In Memory

Patricia Molen (Van Ee)

Patricia Molen (Pam) van Ee

APRIL 24, 1944 – APRIL 24, 2020

Former WMS member Patricia Molen (“Pam”) van Ee, a longtime resident of Columbia, Maryland, died suddenly in a nursing/rehabilitation center in Laurel on April 24, her 76th birthday. She was born in Glendale, California, the second daughter of Philip Daniel Molen and Virginia Solomon Molen. Pam graduated from the University of California, Berkeley, in 1966 and went on to obtain Masters degrees in United States history from Johns Hopkins and William and Mary.

In 1971 she began her career at the Library of Congress as a historian with the American Revolution Bicentennial Office. After a stint as an examiner at the U.S. Copyright Office, she joined the Library’s Geography and Map Division for the remainder of her tenure. There she served as a specialist in cartographic history and played a role in building up the division’s unrivalled holdings. With her close friend Ronald E. Grim, Pam edited the occasional papers and other map-related publications of the Philip Lee Phillips Society.
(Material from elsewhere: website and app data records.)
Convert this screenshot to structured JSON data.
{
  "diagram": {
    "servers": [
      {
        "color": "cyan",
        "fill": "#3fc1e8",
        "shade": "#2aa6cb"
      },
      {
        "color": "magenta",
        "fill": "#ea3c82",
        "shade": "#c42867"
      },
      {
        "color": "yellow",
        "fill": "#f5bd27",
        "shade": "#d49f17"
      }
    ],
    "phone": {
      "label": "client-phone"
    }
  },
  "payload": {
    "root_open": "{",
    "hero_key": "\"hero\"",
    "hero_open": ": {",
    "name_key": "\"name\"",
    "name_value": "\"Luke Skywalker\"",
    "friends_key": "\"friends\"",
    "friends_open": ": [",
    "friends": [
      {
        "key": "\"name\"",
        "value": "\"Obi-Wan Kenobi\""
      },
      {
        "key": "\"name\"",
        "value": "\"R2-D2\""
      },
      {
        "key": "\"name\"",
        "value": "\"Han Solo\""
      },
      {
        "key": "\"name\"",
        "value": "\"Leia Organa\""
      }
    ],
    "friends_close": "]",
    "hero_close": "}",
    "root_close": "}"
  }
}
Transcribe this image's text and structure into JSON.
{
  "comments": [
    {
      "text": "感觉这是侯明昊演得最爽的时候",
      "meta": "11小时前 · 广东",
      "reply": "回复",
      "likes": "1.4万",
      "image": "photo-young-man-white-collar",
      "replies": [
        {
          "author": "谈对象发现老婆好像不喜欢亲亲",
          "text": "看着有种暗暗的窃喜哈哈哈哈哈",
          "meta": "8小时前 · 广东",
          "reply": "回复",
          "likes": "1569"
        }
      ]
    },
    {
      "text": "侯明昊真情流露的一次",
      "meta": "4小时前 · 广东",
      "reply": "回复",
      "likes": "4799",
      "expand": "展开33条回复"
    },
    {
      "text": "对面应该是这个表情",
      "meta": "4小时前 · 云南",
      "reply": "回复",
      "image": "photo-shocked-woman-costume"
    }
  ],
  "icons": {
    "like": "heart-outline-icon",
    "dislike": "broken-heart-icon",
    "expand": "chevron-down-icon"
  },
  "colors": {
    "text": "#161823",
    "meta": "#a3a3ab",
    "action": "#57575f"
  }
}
Throughout almost all of her career she was active in union work for the Library’s professional guild, AFSCME Local 2910. She served as Chief Negotiator and as a Steward, but took equal satisfaction in representing individuals who had, unjustly in some cases, fallen afoul of the Library’s rules and disciplinary system.

Her professional accomplishments include a number of important publications, most notably including the definitive guide “Maps and Charts of North America and the West Indies, 1750 – 1789: A Guide to the Collections in the Library of Congress” (with John R. Sellers, 1981). Pam also played a significant role in the creation of “American Women: A Library of Congress Guide for the Study of Women’s History and Culture in the United States” (2001); this work also contains two of her original essays. Her first scholarly work appeared in the William and Mary Quarterly in April 1971: “Population and Social Patterns in Barbados in the Early Eighteenth Century.”

She was a past presenter at the WMS (January 11, 2001), and a summary of her meeting presentation appeared in The Portolan Issue 50 (Spring 2001) – “Conservation from the Curator’s and Collector’s Point of View.”

Pam was also active as an expert consultant for the Boston Public Library’s Norman B. Leventhal Map and Education Center, serving on the Center’s Board of Review. In addition, she was for many years on the Map Fair Advisory Committee of the History Miami Museum.

Her extracurricular accomplishments featured a love of horses and equestrian sports, including show hunters and the demanding sport of eventing. In these fields she competed successfully, winning numerous ribbons on her beloved horse “Chico.” In her youth she was a competitive swimmer and swimming instructor in California.

Pam is survived by her devoted and loving husband of 48 years, Daun van Ee, as well as her sister, Sandra Arcara; her brother, Philip Molen; and her nephew, Andrew Molen.